» **Your objective**
Gather each line of the records where "placeholder" appears.
══════
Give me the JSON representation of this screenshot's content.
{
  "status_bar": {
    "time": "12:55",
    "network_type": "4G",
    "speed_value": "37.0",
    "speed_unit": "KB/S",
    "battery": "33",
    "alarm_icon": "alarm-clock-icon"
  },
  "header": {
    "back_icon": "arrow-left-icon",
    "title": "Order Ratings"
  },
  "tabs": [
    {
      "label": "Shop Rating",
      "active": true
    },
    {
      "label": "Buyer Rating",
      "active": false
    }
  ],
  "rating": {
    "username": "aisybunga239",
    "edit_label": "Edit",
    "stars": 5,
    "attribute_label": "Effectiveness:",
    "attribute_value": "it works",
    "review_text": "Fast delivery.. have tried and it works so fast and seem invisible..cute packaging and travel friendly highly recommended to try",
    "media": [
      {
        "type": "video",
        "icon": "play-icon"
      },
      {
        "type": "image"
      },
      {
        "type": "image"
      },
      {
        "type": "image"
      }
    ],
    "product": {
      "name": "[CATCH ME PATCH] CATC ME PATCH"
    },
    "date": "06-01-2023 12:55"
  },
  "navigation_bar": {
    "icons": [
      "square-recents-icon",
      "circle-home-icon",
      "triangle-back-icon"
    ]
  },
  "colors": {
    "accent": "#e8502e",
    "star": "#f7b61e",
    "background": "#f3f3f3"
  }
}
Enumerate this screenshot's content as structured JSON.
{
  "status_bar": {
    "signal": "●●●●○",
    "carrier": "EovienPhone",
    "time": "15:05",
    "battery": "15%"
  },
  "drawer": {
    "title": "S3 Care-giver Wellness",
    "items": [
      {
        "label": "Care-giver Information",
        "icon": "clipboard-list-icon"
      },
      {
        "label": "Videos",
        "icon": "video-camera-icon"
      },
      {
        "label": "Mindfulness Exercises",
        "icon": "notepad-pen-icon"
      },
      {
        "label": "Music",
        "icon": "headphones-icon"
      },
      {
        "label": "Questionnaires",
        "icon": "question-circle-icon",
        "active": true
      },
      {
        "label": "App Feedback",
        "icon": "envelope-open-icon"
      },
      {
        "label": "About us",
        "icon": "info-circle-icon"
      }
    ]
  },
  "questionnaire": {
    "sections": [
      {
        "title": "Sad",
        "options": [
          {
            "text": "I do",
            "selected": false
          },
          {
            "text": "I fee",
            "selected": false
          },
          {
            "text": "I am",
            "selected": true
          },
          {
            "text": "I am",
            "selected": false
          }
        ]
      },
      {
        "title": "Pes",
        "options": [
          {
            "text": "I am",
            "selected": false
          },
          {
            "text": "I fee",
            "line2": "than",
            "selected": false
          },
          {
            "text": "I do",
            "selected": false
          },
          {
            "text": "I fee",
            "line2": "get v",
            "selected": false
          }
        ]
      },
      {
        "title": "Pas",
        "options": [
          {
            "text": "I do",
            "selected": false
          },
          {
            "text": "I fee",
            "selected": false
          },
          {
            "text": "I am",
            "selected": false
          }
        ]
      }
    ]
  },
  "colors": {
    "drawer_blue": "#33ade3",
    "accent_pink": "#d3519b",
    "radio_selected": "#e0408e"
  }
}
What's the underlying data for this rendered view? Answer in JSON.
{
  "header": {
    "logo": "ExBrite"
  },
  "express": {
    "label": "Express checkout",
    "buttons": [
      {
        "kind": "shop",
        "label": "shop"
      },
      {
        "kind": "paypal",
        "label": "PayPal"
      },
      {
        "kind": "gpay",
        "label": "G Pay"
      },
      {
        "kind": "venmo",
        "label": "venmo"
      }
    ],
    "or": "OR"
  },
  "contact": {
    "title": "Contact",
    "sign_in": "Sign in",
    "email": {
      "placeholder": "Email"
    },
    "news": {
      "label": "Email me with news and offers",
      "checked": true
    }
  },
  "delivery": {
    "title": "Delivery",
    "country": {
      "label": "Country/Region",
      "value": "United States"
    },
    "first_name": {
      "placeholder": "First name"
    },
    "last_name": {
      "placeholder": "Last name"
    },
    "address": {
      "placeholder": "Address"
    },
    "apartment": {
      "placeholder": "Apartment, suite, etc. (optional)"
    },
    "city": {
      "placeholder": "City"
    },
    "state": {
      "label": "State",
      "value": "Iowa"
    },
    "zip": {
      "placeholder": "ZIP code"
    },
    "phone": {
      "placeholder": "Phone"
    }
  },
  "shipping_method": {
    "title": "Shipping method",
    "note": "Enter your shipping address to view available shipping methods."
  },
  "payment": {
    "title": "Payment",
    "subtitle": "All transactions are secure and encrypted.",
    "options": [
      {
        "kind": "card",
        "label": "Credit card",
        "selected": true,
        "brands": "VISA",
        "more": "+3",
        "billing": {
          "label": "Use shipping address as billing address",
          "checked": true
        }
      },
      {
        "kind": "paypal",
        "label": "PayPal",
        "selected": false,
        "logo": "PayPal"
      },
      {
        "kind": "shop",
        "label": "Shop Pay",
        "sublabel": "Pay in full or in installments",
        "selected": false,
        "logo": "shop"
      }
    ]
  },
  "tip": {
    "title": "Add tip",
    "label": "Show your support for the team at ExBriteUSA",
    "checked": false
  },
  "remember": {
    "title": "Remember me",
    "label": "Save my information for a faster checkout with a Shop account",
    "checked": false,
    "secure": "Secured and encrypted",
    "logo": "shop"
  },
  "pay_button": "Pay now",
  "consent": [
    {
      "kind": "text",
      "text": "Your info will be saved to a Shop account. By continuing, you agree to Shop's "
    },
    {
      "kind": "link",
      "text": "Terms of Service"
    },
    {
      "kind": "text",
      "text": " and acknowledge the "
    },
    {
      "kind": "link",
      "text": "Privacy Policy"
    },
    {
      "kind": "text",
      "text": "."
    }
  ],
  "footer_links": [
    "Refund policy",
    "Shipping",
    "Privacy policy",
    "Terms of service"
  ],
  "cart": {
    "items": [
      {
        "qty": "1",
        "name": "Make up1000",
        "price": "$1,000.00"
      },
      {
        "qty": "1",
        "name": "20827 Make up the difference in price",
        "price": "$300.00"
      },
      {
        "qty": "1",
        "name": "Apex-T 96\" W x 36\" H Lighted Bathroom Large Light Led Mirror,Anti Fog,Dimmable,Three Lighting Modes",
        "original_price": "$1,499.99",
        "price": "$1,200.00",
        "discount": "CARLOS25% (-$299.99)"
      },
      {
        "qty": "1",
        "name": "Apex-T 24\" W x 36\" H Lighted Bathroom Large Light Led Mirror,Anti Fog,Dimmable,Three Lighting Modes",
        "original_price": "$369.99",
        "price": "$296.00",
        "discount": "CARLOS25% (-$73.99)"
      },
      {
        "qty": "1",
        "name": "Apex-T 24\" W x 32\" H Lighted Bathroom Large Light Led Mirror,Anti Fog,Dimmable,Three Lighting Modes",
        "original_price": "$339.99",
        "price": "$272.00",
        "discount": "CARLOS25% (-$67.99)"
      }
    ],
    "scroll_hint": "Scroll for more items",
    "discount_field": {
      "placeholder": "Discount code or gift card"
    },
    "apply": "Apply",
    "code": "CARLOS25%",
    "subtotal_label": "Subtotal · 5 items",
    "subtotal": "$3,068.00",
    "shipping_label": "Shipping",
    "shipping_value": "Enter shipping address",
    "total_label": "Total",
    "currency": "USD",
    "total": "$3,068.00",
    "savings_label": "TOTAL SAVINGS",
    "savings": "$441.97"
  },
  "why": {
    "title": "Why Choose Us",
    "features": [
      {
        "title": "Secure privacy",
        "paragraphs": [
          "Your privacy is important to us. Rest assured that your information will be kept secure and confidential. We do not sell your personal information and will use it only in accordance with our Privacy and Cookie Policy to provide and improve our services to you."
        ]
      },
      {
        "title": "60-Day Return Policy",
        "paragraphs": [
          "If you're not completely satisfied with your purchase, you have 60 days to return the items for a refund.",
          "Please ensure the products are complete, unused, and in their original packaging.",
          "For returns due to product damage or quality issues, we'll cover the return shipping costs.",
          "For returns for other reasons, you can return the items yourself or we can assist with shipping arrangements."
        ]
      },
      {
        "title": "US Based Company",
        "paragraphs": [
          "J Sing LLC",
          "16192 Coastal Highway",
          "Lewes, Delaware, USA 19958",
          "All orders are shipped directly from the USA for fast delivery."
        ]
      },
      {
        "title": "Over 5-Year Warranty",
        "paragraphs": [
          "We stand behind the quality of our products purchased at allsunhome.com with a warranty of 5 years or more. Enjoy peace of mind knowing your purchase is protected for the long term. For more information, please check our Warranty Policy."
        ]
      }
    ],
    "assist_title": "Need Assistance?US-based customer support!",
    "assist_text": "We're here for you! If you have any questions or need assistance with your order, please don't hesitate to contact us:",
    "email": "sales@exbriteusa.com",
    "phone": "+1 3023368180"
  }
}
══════
» **Finished task**
      "placeholder": "Email"
      "placeholder": "First name"
      "placeholder": "Last name"
      "placeholder": "Address"
      "placeholder": "Apartment, suite, etc. (optional)"
      "placeholder": "City"
      "placeholder": "ZIP code"
      "placeholder": "Phone"
      "placeholder": "Discount code or gift card"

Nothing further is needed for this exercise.